Influence and Impact

January 25, 2018
By AmeliaQualey SILVER, Cannon Falls, Minnesota
AmeliaQualey SILVER, Cannon Falls, Minnesota
7 articles 0 photos 0 comments

Microwaving ramen noodles isn’t hard. However, my dad somehow made this very basic task really challenging. My father was being very stubborn throughout my whole learning adventure. His stubbornness means that my ramen noodle experience was destined to get messed up pretty quickly. Case in point, throwing away the directions was the first instruction issued by my dad at the start of our noodle creation. Discarding the directions was foreign, and it seemed like an idiotic idea to me, but I went along with it for my dad’s sake. The next step in making ramen noodles with my dad was to throw the entirety of the ramen noodle package and its contents away. At that moment, I was getting hungry, and my patience for my dad was diminishing. In an irritated tone, I asked my dad why we would throw our food away, and his response to me was simply that he didn’t like ramen noodles. His response increased my hunger and my anger. Even though my father never actually taught me how to assemble perfect ramen noodles, he has significantly impacted and influenced my life and how I live it in many other ways. My father has influenced how I act, my goals for myself, and my opportunities even though some of his instructional methods are a little unorthodox.


I tend to be a more traditional, rule-following person. I always try to be very well-behaved because I know that my father expects great behavior from me. My father allows me to be my own person; however, in return, I am expected to be the best version of myself that I can be. Additionally, my dad also wants me to help others and not just care about myself.
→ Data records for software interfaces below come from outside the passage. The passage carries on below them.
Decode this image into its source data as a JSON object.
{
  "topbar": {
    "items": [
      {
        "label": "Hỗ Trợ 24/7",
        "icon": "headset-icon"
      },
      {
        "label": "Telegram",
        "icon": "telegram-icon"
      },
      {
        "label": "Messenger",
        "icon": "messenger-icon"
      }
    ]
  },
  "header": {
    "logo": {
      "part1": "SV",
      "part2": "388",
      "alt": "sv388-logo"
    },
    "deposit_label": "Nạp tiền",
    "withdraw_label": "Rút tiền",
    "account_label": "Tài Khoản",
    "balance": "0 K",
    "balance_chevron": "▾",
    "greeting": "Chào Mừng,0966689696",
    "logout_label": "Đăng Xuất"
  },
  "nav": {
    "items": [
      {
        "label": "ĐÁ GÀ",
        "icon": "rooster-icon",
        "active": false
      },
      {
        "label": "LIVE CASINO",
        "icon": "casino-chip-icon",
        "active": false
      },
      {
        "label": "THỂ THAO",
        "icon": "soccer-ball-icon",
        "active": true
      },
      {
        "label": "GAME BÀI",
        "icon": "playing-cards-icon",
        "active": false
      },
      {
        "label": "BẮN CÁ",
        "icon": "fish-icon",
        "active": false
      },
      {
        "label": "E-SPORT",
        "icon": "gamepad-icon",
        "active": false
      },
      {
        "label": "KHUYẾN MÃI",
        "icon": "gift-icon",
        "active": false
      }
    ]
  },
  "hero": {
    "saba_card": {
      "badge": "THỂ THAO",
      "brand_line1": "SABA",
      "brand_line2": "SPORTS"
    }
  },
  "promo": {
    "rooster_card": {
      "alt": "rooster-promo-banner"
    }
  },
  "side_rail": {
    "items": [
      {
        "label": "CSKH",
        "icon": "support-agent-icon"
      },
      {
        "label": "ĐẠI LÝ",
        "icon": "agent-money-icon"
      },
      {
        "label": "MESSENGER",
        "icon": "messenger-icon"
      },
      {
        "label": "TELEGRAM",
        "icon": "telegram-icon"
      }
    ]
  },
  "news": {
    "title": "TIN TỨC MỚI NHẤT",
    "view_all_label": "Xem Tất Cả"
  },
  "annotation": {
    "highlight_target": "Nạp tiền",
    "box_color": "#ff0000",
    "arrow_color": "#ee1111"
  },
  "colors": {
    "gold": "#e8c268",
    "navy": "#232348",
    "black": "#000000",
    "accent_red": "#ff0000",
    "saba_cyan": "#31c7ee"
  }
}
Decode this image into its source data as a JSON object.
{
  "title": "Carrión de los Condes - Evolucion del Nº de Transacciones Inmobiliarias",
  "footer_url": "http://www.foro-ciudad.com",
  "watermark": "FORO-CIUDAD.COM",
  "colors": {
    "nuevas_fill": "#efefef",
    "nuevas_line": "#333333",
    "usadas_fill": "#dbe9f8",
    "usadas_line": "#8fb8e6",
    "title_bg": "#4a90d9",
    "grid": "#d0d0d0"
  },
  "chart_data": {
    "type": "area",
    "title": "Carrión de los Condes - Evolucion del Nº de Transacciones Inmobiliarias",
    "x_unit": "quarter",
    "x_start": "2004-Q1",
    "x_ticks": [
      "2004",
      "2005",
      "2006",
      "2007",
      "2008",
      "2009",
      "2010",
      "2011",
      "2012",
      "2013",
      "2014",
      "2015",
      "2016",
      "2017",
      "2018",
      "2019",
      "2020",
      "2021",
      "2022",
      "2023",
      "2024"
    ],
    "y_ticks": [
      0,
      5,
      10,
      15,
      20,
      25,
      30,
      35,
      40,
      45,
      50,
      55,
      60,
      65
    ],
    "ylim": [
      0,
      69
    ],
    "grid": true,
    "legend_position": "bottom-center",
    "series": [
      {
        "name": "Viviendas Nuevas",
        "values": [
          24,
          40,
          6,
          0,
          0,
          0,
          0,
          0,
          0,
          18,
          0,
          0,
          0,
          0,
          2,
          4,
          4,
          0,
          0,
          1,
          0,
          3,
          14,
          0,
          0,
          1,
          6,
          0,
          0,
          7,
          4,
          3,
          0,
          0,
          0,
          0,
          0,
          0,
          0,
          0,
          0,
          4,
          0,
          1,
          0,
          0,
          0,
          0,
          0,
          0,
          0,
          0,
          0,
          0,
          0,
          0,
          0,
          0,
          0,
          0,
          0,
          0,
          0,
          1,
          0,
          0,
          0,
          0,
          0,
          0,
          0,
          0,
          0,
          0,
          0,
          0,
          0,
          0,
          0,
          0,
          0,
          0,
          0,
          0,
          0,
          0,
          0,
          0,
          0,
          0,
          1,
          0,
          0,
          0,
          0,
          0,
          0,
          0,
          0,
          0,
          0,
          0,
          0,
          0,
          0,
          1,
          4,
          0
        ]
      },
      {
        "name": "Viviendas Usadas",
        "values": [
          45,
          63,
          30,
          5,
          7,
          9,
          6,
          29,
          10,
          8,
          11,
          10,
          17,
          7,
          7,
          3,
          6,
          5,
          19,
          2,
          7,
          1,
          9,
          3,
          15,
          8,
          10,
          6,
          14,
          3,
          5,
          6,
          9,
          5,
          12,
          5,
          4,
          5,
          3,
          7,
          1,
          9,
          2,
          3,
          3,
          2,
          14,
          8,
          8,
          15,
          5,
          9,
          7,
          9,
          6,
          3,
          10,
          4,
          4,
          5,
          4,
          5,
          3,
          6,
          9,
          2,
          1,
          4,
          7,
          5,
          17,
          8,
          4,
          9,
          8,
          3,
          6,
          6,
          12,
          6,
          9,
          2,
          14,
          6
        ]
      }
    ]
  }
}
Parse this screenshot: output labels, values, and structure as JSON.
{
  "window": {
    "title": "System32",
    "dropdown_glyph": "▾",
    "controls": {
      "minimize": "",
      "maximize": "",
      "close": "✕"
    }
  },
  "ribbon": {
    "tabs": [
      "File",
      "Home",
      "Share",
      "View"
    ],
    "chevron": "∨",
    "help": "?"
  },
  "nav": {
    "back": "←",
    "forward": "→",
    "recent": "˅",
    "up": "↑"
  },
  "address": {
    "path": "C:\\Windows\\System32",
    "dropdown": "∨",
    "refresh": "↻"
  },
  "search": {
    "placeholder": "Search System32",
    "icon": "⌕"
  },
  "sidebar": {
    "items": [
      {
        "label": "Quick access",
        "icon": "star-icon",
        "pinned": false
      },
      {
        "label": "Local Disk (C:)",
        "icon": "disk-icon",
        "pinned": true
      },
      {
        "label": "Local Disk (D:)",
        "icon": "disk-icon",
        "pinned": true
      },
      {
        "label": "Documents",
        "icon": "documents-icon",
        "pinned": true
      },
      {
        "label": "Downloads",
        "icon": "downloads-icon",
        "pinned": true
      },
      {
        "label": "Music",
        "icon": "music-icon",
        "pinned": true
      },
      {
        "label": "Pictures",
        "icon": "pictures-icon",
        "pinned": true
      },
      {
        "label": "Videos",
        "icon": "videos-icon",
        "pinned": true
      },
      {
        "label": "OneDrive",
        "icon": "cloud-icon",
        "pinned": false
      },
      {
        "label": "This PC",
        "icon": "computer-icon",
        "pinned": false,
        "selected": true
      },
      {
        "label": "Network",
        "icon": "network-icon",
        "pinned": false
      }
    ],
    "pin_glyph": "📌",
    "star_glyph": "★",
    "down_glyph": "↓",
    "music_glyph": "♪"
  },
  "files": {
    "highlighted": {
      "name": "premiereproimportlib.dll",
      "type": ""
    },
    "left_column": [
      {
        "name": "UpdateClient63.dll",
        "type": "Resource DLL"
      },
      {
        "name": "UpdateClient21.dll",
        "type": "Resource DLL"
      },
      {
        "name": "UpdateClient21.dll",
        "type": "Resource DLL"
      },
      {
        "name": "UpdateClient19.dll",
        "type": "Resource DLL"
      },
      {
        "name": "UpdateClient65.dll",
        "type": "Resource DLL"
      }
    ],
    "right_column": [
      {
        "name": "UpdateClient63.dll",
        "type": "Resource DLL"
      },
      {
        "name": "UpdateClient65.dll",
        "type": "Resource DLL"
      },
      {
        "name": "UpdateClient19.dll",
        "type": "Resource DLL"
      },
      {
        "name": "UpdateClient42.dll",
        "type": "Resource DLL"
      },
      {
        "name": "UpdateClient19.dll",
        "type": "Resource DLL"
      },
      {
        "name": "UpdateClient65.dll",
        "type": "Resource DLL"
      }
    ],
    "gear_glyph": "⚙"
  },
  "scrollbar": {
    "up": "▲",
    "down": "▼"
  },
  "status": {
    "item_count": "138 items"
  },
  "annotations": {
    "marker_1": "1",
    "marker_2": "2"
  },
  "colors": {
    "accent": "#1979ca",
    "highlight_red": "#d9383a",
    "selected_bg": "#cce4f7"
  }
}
I took his advice into effect, and in one example, I started coaching Special Olympics Gymnastics in Northfield. Teaching my athletes has given me so much pride because I see how excited they are to learn from me. I would be lying if I said that I didn’t also get a lot out of coaching, but I started coaching to help others. My dad is really proud of me. I am really proud of my dad too. My dad has been a firefighter for seven years now. I believe that firefighters are heroes, who dedicate their lives to helping others. When my dad became a firefighter, he started helping others a lot and I wanted to act in the same way. I am very glad that I followed in my dad’s footsteps because I have gained a greater appreciation for others. One of my main goals for the future is to help others succeed.


My father has always wanted me to succeed in life, and he thought that having me create very in-depth and detailed goals was the right place to start. I set my detailed goals very high so that they will be tough for me to attain. After I achieve one of my goals, my father expects me to push my other goals even higher. My father said that he didn’t form enough goals for himself, so he expected me to create more and larger goals for myself. Intelligent is one of the first words that I would use to describe my dad, but since he didn’t set many academic goals for himself, he didn’t always get the best grades even though he could have. My dad has regretted not making goals for himself because creating, and then later reaching those goals, would have helped him succeed on a different level. I think that my father pushes me so hard because he knows that if I work extremely hard, I will continue to generate additional opportunities. I guess that my father doesn’t want me to be stuck eating ramen noodles forever.


My dad wants to fill my family’s life with possibilities and opportunities, but he isn’t planning to hand those possibilities and opportunities to us on a silver platter. By creating a beneficial environment in which we will continue to grow, my father has given us the ingredients for success but hasn’t told us what to make or how. Whatever it is that we make, though, it will have to be our own and not preprocessed. The kitchen that my dad is teaching us life skills in is the humongous house that he has built for us. My dad has filled our home with everything that we could ever need to prosper. After my dad had built our foundation, he then looked for other ways to improve my family's life. Allowing my family to take part in any activities that would make us happy was another way for my dad to improve our lives. I participate in dance and speech because of my dad. My dad has given my family a lot of great opportunities to succeed. North Dakota is a place where opportunities are limited. My dad was born and raised in North Dakota, so he had fewer opportunities than what someone might have if they grew up in Minnesota. My dad's lack of personal opportunities was the main reason why he wanted to create more possibilities for his family. If I didn’t have my dad around, I would not be the same person that I am today.
My actions, my goals, and my opportunities have all been assembled in part by my dad. I never actually learned how to make ramen noodles, but I have learned many other influential life lessons from my father's ramen noodle class. When I thought about the situation later, I realized that my dad was trying to teach me something other than how to rehydrate food, though. The ramen noodles had nothing to do with my dad's lesson. What my dad wanted me to see was that I have choices, and I can act on them. If something is substandard in life, my dad does not want me to pursue it. The main lesson that I have walked away with is that my father wants me to be good, help others, and to do what it is that makes me happy and not just what is convenient or what comes easily. Making ramen noodles in easy; I am better and more than that.



Similar Articles

JOIN THE DISCUSSION

This article has 0 comments.





MacMillan Books

Aspiring Writer? Take Our Online Course!